Blind Students Confront the Chemistry LabBy Fudge, Tom; KPBS.org,
Publication Date: August 18, 2009
Article discusses assistive technology that helps blind students conduct laboratory experiments in chemistry class. In a workshop offered at the University of California at San Diego, blind students visit a chemistry lab to feel and hear the results of basic chemical experiments, aided by sensors and a voiced computer system. Small devices called SALS sensors, electronic boxes attached to thin glass probes which measure ambient light when dipped into a liquid, emit tones of changing pitch as the liquid changes color, allowing the blind students to know if a chemical reaction has occurred. Other sensors hooked up to a voiced computer system gauge temperature and humidity which are read by the computer. Another measuring device features an expandable, airtight plastic bag enabling the experimenter to sense whether carbon dioxide is being produced. The audible and tactile instruments were designed to enable visually-impaired students to work in a lab without the aid of sighted assistants, a typical arrangement where the student is limited by the quality of the assistant’s observations.

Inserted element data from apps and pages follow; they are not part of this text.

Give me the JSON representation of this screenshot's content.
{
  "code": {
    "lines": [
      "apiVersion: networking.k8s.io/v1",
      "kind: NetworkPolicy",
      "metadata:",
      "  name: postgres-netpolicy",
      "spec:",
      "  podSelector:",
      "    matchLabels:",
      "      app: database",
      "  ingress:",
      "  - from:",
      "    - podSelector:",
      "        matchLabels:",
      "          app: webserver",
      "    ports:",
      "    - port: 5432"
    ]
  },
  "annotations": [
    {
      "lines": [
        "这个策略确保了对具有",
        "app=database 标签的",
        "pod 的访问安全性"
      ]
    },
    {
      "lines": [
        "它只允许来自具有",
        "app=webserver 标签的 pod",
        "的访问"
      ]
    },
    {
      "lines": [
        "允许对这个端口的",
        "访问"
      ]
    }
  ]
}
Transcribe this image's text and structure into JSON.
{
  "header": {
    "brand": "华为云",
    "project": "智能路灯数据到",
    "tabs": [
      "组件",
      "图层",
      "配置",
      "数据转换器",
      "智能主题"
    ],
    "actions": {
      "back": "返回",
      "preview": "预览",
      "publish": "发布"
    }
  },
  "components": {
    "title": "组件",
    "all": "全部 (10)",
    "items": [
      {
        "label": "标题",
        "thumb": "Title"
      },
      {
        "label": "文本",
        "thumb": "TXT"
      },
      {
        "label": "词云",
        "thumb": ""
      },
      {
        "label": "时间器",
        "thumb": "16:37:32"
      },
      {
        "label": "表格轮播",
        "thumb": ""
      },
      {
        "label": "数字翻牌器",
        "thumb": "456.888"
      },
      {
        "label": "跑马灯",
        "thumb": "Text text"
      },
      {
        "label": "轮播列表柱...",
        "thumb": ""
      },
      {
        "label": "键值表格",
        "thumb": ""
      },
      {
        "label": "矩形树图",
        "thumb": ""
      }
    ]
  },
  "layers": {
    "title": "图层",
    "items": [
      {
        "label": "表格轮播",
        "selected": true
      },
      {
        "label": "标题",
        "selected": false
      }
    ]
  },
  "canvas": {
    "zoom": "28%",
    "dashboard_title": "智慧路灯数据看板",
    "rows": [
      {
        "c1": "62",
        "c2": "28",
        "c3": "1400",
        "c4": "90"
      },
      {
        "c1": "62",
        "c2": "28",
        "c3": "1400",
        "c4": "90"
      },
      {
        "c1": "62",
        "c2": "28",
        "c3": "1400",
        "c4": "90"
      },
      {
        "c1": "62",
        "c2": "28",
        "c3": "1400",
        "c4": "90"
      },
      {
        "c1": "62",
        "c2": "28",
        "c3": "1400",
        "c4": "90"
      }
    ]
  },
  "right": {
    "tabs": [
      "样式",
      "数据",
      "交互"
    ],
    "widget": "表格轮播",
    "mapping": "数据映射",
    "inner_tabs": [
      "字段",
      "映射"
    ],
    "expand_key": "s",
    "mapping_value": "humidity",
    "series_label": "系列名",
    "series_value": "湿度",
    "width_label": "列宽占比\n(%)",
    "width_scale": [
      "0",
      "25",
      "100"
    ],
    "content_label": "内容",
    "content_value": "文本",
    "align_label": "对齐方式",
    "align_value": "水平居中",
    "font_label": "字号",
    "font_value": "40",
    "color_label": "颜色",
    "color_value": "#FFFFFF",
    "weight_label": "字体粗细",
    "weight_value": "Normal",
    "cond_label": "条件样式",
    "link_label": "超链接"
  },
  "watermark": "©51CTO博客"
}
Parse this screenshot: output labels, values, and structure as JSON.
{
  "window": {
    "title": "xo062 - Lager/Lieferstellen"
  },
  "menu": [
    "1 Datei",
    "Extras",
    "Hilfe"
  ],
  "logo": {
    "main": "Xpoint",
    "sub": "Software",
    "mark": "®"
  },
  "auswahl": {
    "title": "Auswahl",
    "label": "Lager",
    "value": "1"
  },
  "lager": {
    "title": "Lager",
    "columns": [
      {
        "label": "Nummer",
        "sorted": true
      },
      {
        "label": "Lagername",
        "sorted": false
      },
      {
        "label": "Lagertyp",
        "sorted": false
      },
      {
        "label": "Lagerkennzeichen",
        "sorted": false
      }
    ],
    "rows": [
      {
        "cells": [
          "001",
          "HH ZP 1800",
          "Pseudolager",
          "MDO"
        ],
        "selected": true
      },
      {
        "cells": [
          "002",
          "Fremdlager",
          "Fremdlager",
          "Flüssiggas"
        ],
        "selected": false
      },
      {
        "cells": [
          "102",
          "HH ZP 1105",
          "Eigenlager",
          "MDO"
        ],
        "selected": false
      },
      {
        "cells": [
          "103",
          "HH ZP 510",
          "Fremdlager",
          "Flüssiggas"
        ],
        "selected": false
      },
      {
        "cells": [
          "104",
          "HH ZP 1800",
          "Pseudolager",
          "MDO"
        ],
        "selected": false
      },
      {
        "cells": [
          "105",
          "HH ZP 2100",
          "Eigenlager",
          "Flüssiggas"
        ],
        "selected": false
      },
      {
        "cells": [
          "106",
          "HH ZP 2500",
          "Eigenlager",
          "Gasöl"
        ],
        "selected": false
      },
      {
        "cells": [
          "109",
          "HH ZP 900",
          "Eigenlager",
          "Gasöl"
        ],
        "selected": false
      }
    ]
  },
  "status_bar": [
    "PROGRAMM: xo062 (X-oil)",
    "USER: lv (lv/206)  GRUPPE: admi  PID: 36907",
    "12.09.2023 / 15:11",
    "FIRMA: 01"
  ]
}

Published by: San Diego State University (Website:http://www.sdsu.edu/)
Link to text: http://www.kpbs.org/news/2009/aug/18/blind-students-confront-chemistry-lab/
Link to audio: http://kpbs.media.clients.ellingtoncms.com/audio/2009/08/18/090818-tf-BLINDLAB_.mp3